WORK TO BE COMPLETED →
The records below are to be restated word for word, with their images omitted.

Data excerpts →
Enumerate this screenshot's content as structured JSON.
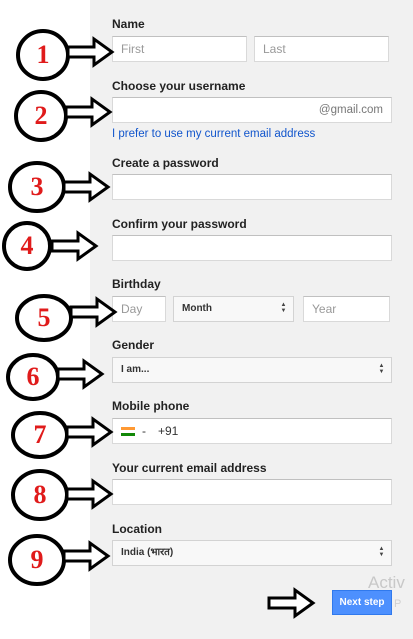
{
  "form": {
    "name_label": "Name",
    "first_placeholder": "First",
    "last_placeholder": "Last",
    "username_label": "Choose your username",
    "username_suffix": "@gmail.com",
    "current_email_link": "I prefer to use my current email address",
    "password_label": "Create a password",
    "confirm_label": "Confirm your password",
    "birthday_label": "Birthday",
    "day_placeholder": "Day",
    "month_value": "Month",
    "year_placeholder": "Year",
    "gender_label": "Gender",
    "gender_value": "I am...",
    "mobile_label": "Mobile phone",
    "country_code": "+91",
    "flag_dash": "-",
    "current_email_label": "Your current email address",
    "location_label": "Location",
    "location_value": "India (भारत)",
    "next_button": "Next step"
  },
  "annotations": [
    "1",
    "2",
    "3",
    "4",
    "5",
    "6",
    "7",
    "8",
    "9"
  ],
  "watermark": {
    "line1": "Activ",
    "line2": "Go to P"
  },
  "colors": {
    "annotation_number": "#e01b1b",
    "button": "#4d90fe",
    "link": "#1155cc"
  },
  "icons": [
    "arrow-right-icon",
    "india-flag-icon",
    "select-arrows-icon"
  ]
}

SOLUTION TO THIS TASK →
Enumerate this screenshot's content as structured JSON.
{
  "form": {
    "name_label": "Name",
    "first_placeholder": "First",
    "last_placeholder": "Last",
    "username_label": "Choose your username",
    "username_suffix": "@gmail.com",
    "current_email_link": "I prefer to use my current email address",
    "password_label": "Create a password",
    "confirm_label": "Confirm your password",
    "birthday_label": "Birthday",
    "day_placeholder": "Day",
    "month_value": "Month",
    "year_placeholder": "Year",
    "gender_label": "Gender",
    "gender_value": "I am...",
    "mobile_label": "Mobile phone",
    "country_code": "+91",
    "flag_dash": "-",
    "current_email_label": "Your current email address",
    "location_label": "Location",
    "location_value": "India (भारत)",
    "next_button": "Next step"
  },
  "annotations": [
    "1",
    "2",
    "3",
    "4",
    "5",
    "6",
    "7",
    "8",
    "9"
  ],
  "watermark": {
    "line1": "Activ",
    "line2": "Go to P"
  },
  "colors": {
    "annotation_number": "#e01b1b",
    "button": "#4d90fe",
    "link": "#1155cc"
  },
  "icons": [
    "arrow-right-icon",
    "india-flag-icon",
    "select-arrows-icon"
  ]
}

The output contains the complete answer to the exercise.